The Glass Castle by Jeannette Walls is a shocking and heartbreaking memoir of growing up with an alcoholic father and mentally ill mother. Over and over, I was stunned and even angered by the so-called adults complete and total lack of parenting skills. At one point, Jeannette, who was 7 or 8 at the time, wakes up to find a strange man touching her beneath her covers, and when she tells her parents maybe they should shut and locked the doors at night so as to keep the creeps out, they tell her some crap about fresh air and not letting fear get the better of you. In her teens, when Jeannette tells her mom that her uncle has been inappropriate with her, her mother tells her he’s just lonely and that “sexual assault is a crime of perception.” Time and again, these two genetic donors (calling them parents is going too far, to be honest), show a complete lack of common sense and sheer laziness to step up to the plate. I am amazed that the kids lived to adulthood, let alone to be anything close as successful as they nationally syndicated columnist and regular contributor to MSNBC. Brian and Lori also made good despite their upbringing.
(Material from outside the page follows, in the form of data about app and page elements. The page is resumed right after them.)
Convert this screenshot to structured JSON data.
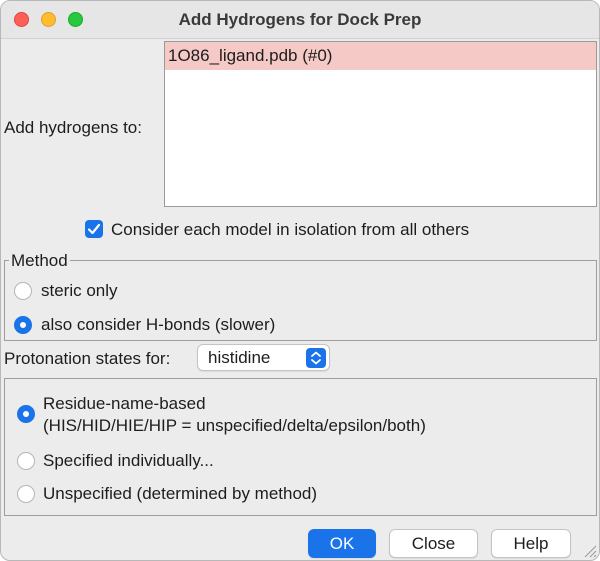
{
  "window": {
    "title": "Add Hydrogens for Dock Prep",
    "traffic_lights": [
      "close-icon",
      "minimize-icon",
      "zoom-icon"
    ]
  },
  "add_to": {
    "label": "Add hydrogens to:",
    "items": [
      "1O86_ligand.pdb (#0)"
    ],
    "selected_index": 0
  },
  "isolation": {
    "label": "Consider each model in isolation from all others",
    "checked": true
  },
  "method": {
    "legend": "Method",
    "options": [
      {
        "label": "steric only",
        "selected": false
      },
      {
        "label": "also consider H-bonds (slower)",
        "selected": true
      }
    ]
  },
  "protonation": {
    "label": "Protonation states for:",
    "selected": "histidine",
    "options": [
      {
        "label": "Residue-name-based",
        "detail": "(HIS/HID/HIE/HIP = unspecified/delta/epsilon/both)",
        "selected": true
      },
      {
        "label": "Specified individually...",
        "selected": false
      },
      {
        "label": "Unspecified (determined by method)",
        "selected": false
      }
    ]
  },
  "buttons": {
    "ok": "OK",
    "close": "Close",
    "help": "Help"
  },
  "colors": {
    "accent": "#1a73e8",
    "selection": "#f5c9c6",
    "window_bg": "#ececec"
  }
}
One thing I can say about reading this book is that I can say with 100% certainty that I’m not that bad as a parent. It’s done a lot to make me feel better as a parent… at least I shut the doors at night and feed my kids and make sure they bathe regularly. I make sure they’re fed before I feed myself and I’d damn sure have food in the fridge AND pantry before gnawing on a Hershey bar. I feel guilty if I decide not to share my candy bar.. or Lindt truffle balls, nom nom nom… but that’s because they’ve ate plenty and had dessert, and By GOD, this is ONE thing I kept for myself. And I feel guilty for THAT! I can’t imagine the utter self-centeredness, truly clinical narcissism, the mother wallowed in. Also, I can say with certainty to my kids that they’ve never gone hungry. They may not like what’s in the cabinets, but there IS food… it’s just not ready-made junk for them to snack on.
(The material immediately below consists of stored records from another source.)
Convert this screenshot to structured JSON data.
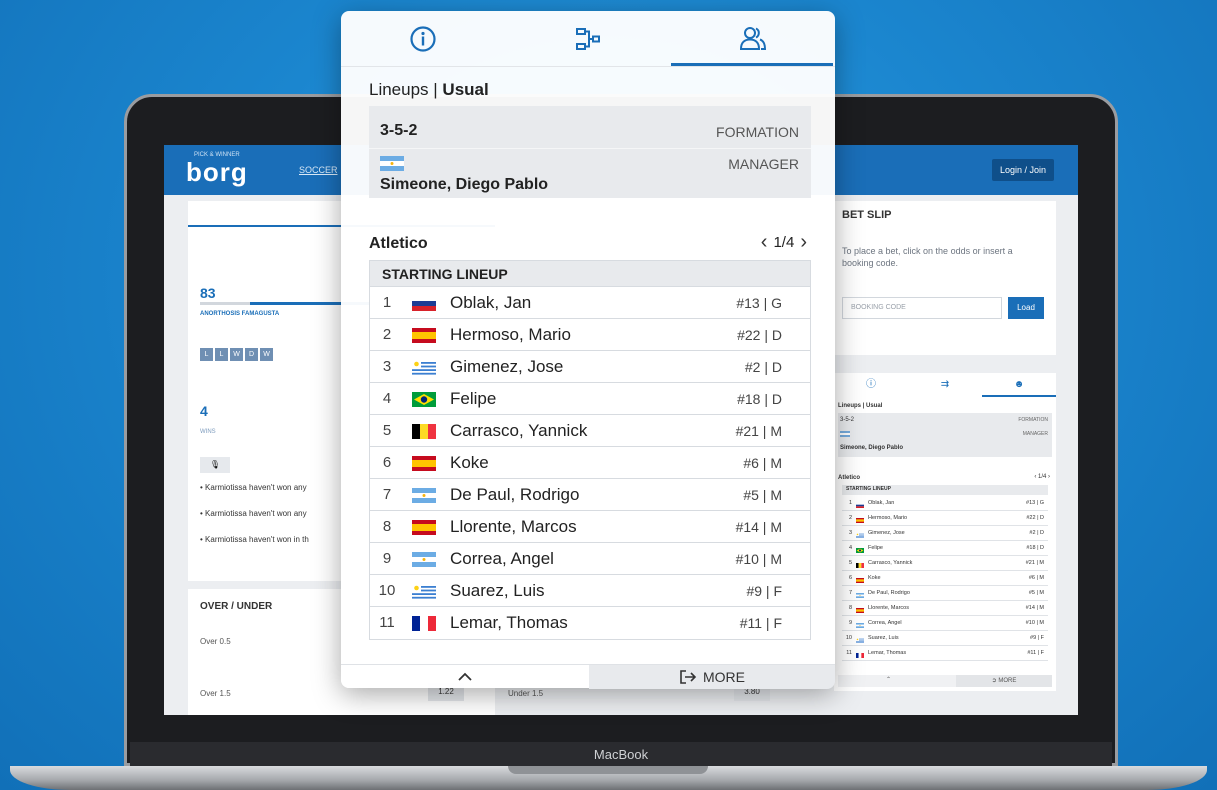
{
  "laptop": {
    "brand": "MacBook"
  },
  "site": {
    "logo": "borg",
    "logo_tag": "PICK & WINNER",
    "nav_soccer": "SOCCER",
    "login_label": "Login / Join",
    "stats": {
      "score": "83",
      "team": "ANORTHOSIS FAMAGUSTA",
      "form": [
        "L",
        "L",
        "W",
        "D",
        "W"
      ],
      "wins": "4",
      "wins_label": "WINS",
      "facts": [
        "Karmiotissa haven't won any",
        "Karmiotissa haven't won any",
        "Karmiotissa haven't won in th"
      ]
    },
    "over_under": {
      "title": "OVER / UNDER",
      "rows": [
        {
          "label": "Over 0.5"
        },
        {
          "label": "Over 1.5",
          "odd": "1.22",
          "under_label": "Under 1.5",
          "under_odd": "3.80"
        }
      ]
    },
    "bet_slip": {
      "title": "BET SLIP",
      "text": "To place a bet, click on the odds or insert a booking code.",
      "booking_placeholder": "BOOKING CODE",
      "load_label": "Load"
    }
  },
  "panel": {
    "tabs": [
      {
        "name": "info",
        "icon": "info-icon"
      },
      {
        "name": "formation",
        "icon": "formation-icon"
      },
      {
        "name": "lineups",
        "icon": "players-icon",
        "active": true
      }
    ],
    "section_title_prefix": "Lineups | ",
    "section_title_bold": "Usual",
    "formation": {
      "value": "3-5-2",
      "label": "FORMATION"
    },
    "manager": {
      "label": "MANAGER",
      "name": "Simeone, Diego Pablo",
      "flag": "argentina"
    },
    "team": {
      "name": "Atletico",
      "page": "1/4"
    },
    "lineup_header": "STARTING LINEUP",
    "players": [
      {
        "num": "1",
        "flag": "slovenia",
        "name": "Oblak, Jan",
        "pos": "#13 | G"
      },
      {
        "num": "2",
        "flag": "spain",
        "name": "Hermoso, Mario",
        "pos": "#22 | D"
      },
      {
        "num": "3",
        "flag": "uruguay",
        "name": "Gimenez, Jose",
        "pos": "#2 | D"
      },
      {
        "num": "4",
        "flag": "brazil",
        "name": "Felipe",
        "pos": "#18 | D"
      },
      {
        "num": "5",
        "flag": "belgium",
        "name": "Carrasco, Yannick",
        "pos": "#21 | M"
      },
      {
        "num": "6",
        "flag": "spain",
        "name": "Koke",
        "pos": "#6 | M"
      },
      {
        "num": "7",
        "flag": "argentina",
        "name": "De Paul, Rodrigo",
        "pos": "#5 | M"
      },
      {
        "num": "8",
        "flag": "spain",
        "name": "Llorente, Marcos",
        "pos": "#14 | M"
      },
      {
        "num": "9",
        "flag": "argentina",
        "name": "Correa, Angel",
        "pos": "#10 | M"
      },
      {
        "num": "10",
        "flag": "uruguay",
        "name": "Suarez, Luis",
        "pos": "#9 | F"
      },
      {
        "num": "11",
        "flag": "france",
        "name": "Lemar, Thomas",
        "pos": "#11 | F"
      }
    ],
    "more_label": "MORE"
  },
  "colors": {
    "accent": "#1a6eb8",
    "background": "#1b86cf"
  }
}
I read a few reviews of The Glass Castle, and one reader dinged the book because the author conveys such neglect and abuse in a very unemotional manner. How could anyone suffer such a life without feeling a sense of indignity and injustice? To this I must point out that Walls is a professional journalist, and relaying information in an objective, matter-of-fact way is part of the job, so I wasn’t surprised by that at all. Also, I think it’s a normal part of the coping skills of an abuse survivor to learn to be able to talk about it with some distance and disconnection.
The Glass Castle by Jeannette Walls is a great story of resilience and survival. I don’t recommend it to be read in one sitting, as it can get emotionally overwhelming, but definitely a worthwhile read. If I could ask Walls one question, I’d want to know how she thinks her life might have turned out without public libraries and books to turn to. At times, it seems the only escape the kids had and a part of her best memories. I give The Glass Castle 4 out of 5 stars.
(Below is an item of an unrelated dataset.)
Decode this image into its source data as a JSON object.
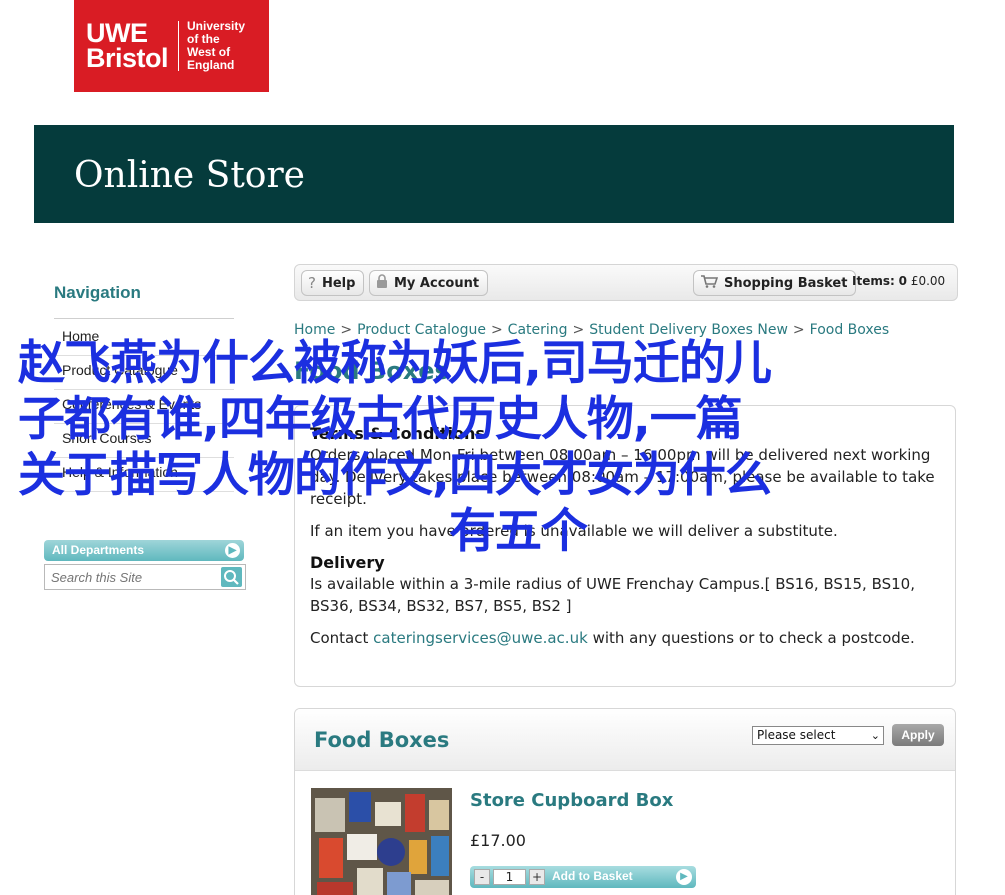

Filed under: Book Reviews | Tagged: alcoholism, animal abuse, Appalachia, Barnard, Battle Mountain, California, child abuse, child neglect, childhood, children of alcoholics, co-dependency, college, desert, dysfunctional family, hardship, homelessness, Jeannette Walls, journalism, library, memoir, mental illness, Nevada, New York City, non-fiction, phoenix, poverty, reading, school, siblings, Welch, West Virginia | 6 Comments »